• What is needed: Reproduce the whole listing word for word. Leave every image out.

• Source records:
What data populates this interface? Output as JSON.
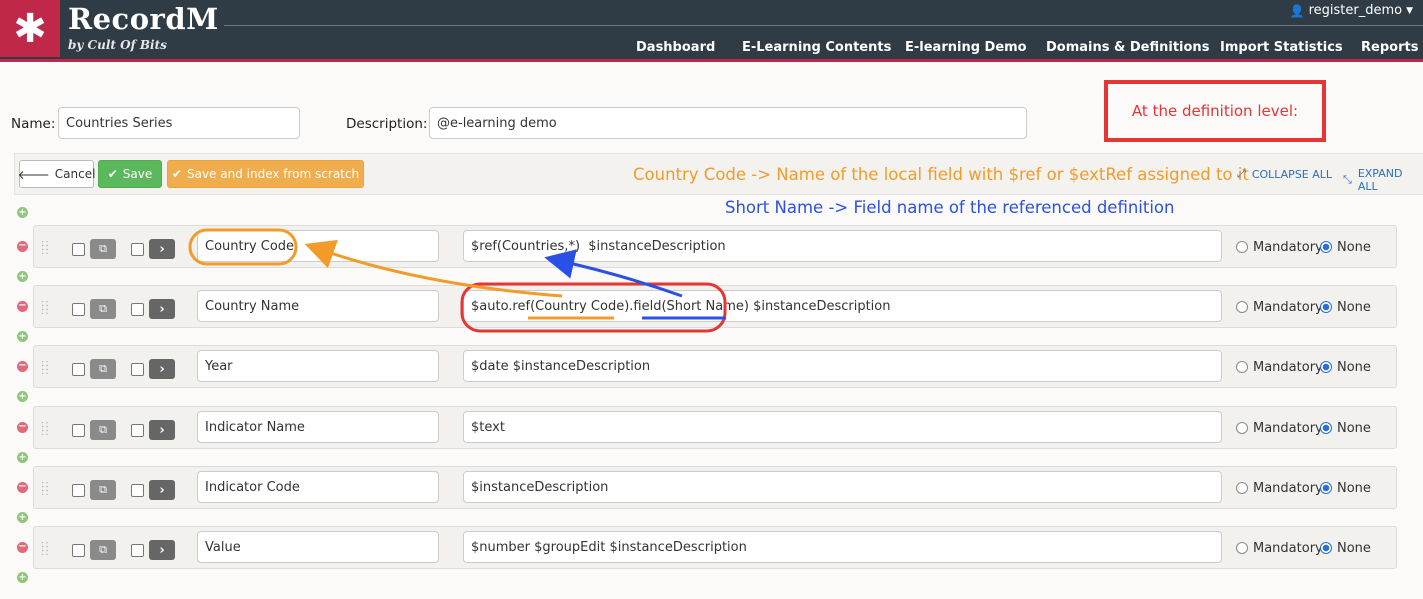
{
  "header": {
    "logo_glyph": "✱",
    "brand": "RecordM",
    "brand_sub": "by Cult Of Bits",
    "user": "register_demo",
    "nav": [
      {
        "label": "Dashboard"
      },
      {
        "label": "E-Learning Contents"
      },
      {
        "label": "E-learning Demo"
      },
      {
        "label": "Domains & Definitions"
      },
      {
        "label": "Import Statistics"
      },
      {
        "label": "Reports"
      }
    ]
  },
  "form": {
    "name_label": "Name:",
    "name_value": "Countries Series",
    "description_label": "Description:",
    "description_value": "@e-learning demo"
  },
  "toolbar": {
    "cancel_label": "Cancel",
    "save_label": "Save",
    "save_index_label": "Save and index from scratch",
    "collapse_all_label": "COLLAPSE ALL",
    "expand_all_label": "EXPAND ALL"
  },
  "annotations": {
    "box_text": "At the definition level:",
    "orange_note": "Country Code -> Name of the local field with $ref or $extRef assigned to it",
    "blue_note": "Short Name -> Field name of the referenced definition",
    "orange_color": "#f39b2a",
    "blue_color": "#2b50e6",
    "red_color": "#e53535"
  },
  "fields": [
    {
      "name": "Country Code",
      "description": "$ref(Countries,*)  $instanceDescription",
      "mandatory": false,
      "none": true
    },
    {
      "name": "Country Name",
      "description": "$auto.ref(Country Code).field(Short Name) $instanceDescription",
      "mandatory": false,
      "none": true
    },
    {
      "name": "Year",
      "description": "$date $instanceDescription",
      "mandatory": false,
      "none": true
    },
    {
      "name": "Indicator Name",
      "description": "$text",
      "mandatory": false,
      "none": true
    },
    {
      "name": "Indicator Code",
      "description": "$instanceDescription",
      "mandatory": false,
      "none": true
    },
    {
      "name": "Value",
      "description": "$number $groupEdit $instanceDescription",
      "mandatory": false,
      "none": true
    }
  ],
  "radio_labels": {
    "mandatory": "Mandatory",
    "none": "None"
  }
}
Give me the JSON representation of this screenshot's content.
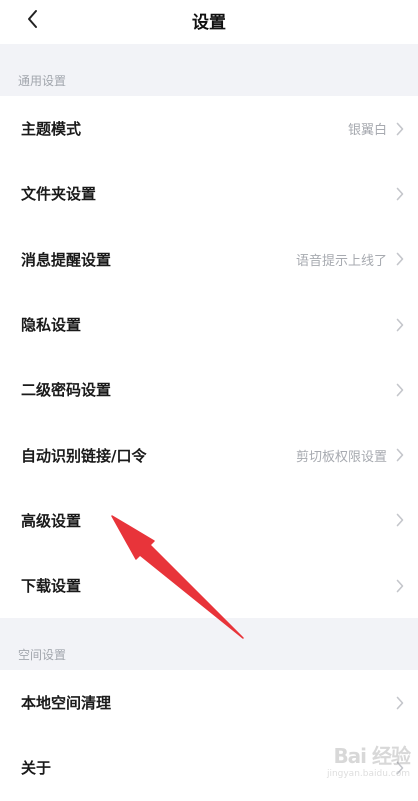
{
  "header": {
    "title": "设置",
    "back_icon": "chevron-left-icon"
  },
  "sections": {
    "general": {
      "label": "通用设置",
      "items": [
        {
          "label": "主题模式",
          "value": "银翼白"
        },
        {
          "label": "文件夹设置",
          "value": ""
        },
        {
          "label": "消息提醒设置",
          "value": "语音提示上线了"
        },
        {
          "label": "隐私设置",
          "value": ""
        },
        {
          "label": "二级密码设置",
          "value": ""
        },
        {
          "label": "自动识别链接/口令",
          "value": "剪切板权限设置"
        },
        {
          "label": "高级设置",
          "value": ""
        },
        {
          "label": "下载设置",
          "value": ""
        }
      ]
    },
    "space": {
      "label": "空间设置",
      "items": [
        {
          "label": "本地空间清理",
          "value": ""
        },
        {
          "label": "关于",
          "value": ""
        }
      ]
    }
  },
  "watermark": {
    "main": "Bai 经验",
    "sub": "jingyan.baidu.com"
  },
  "colors": {
    "background": "#f2f3f7",
    "card": "#ffffff",
    "muted_text": "#a7aab0",
    "annotation_arrow": "#e8343a"
  }
}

• Your response:
What data populates this interface? Output as JSON.
{
  "header": {
    "logo_glyph": "✱",
    "brand": "RecordM",
    "brand_sub": "by Cult Of Bits",
    "user": "register_demo",
    "nav": [
      {
        "label": "Dashboard"
      },
      {
        "label": "E-Learning Contents"
      },
      {
        "label": "E-learning Demo"
      },
      {
        "label": "Domains & Definitions"
      },
      {
        "label": "Import Statistics"
      },
      {
        "label": "Reports"
      }
    ]
  },
  "form": {
    "name_label": "Name:",
    "name_value": "Countries Series",
    "description_label": "Description:",
    "description_value": "@e-learning demo"
  },
  "toolbar": {
    "cancel_label": "Cancel",
    "save_label": "Save",
    "save_index_label": "Save and index from scratch",
    "collapse_all_label": "COLLAPSE ALL",
    "expand_all_label": "EXPAND ALL"
  },
  "annotations": {
    "box_text": "At the definition level:",
    "orange_note": "Country Code -> Name of the local field with $ref or $extRef assigned to it",
    "blue_note": "Short Name -> Field name of the referenced definition",
    "orange_color": "#f39b2a",
    "blue_color": "#2b50e6",
    "red_color": "#e53535"
  },
  "fields": [
    {
      "name": "Country Code",
      "description": "$ref(Countries,*)  $instanceDescription",
      "mandatory": false,
      "none": true
    },
    {
      "name": "Country Name",
      "description": "$auto.ref(Country Code).field(Short Name) $instanceDescription",
      "mandatory": false,
      "none": true
    },
    {
      "name": "Year",
      "description": "$date $instanceDescription",
      "mandatory": false,
      "none": true
    },
    {
      "name": "Indicator Name",
      "description": "$text",
      "mandatory": false,
      "none": true
    },
    {
      "name": "Indicator Code",
      "description": "$instanceDescription",
      "mandatory": false,
      "none": true
    },
    {
      "name": "Value",
      "description": "$number $groupEdit $instanceDescription",
      "mandatory": false,
      "none": true
    }
  ],
  "radio_labels": {
    "mandatory": "Mandatory",
    "none": "None"
  }
}
Give me the JSON representation of this screenshot's content.
{
  "header": {
    "title": "设置",
    "back_icon": "chevron-left-icon"
  },
  "sections": {
    "general": {
      "label": "通用设置",
      "items": [
        {
          "label": "主题模式",
          "value": "银翼白"
        },
        {
          "label": "文件夹设置",
          "value": ""
        },
        {
          "label": "消息提醒设置",
          "value": "语音提示上线了"
        },
        {
          "label": "隐私设置",
          "value": ""
        },
        {
          "label": "二级密码设置",
          "value": ""
        },
        {
          "label": "自动识别链接/口令",
          "value": "剪切板权限设置"
        },
        {
          "label": "高级设置",
          "value": ""
        },
        {
          "label": "下载设置",
          "value": ""
        }
      ]
    },
    "space": {
      "label": "空间设置",
      "items": [
        {
          "label": "本地空间清理",
          "value": ""
        },
        {
          "label": "关于",
          "value": ""
        }
      ]
    }
  },
  "watermark": {
    "main": "Bai 经验",
    "sub": "jingyan.baidu.com"
  },
  "colors": {
    "background": "#f2f3f7",
    "card": "#ffffff",
    "muted_text": "#a7aab0",
    "annotation_arrow": "#e8343a"
  }
}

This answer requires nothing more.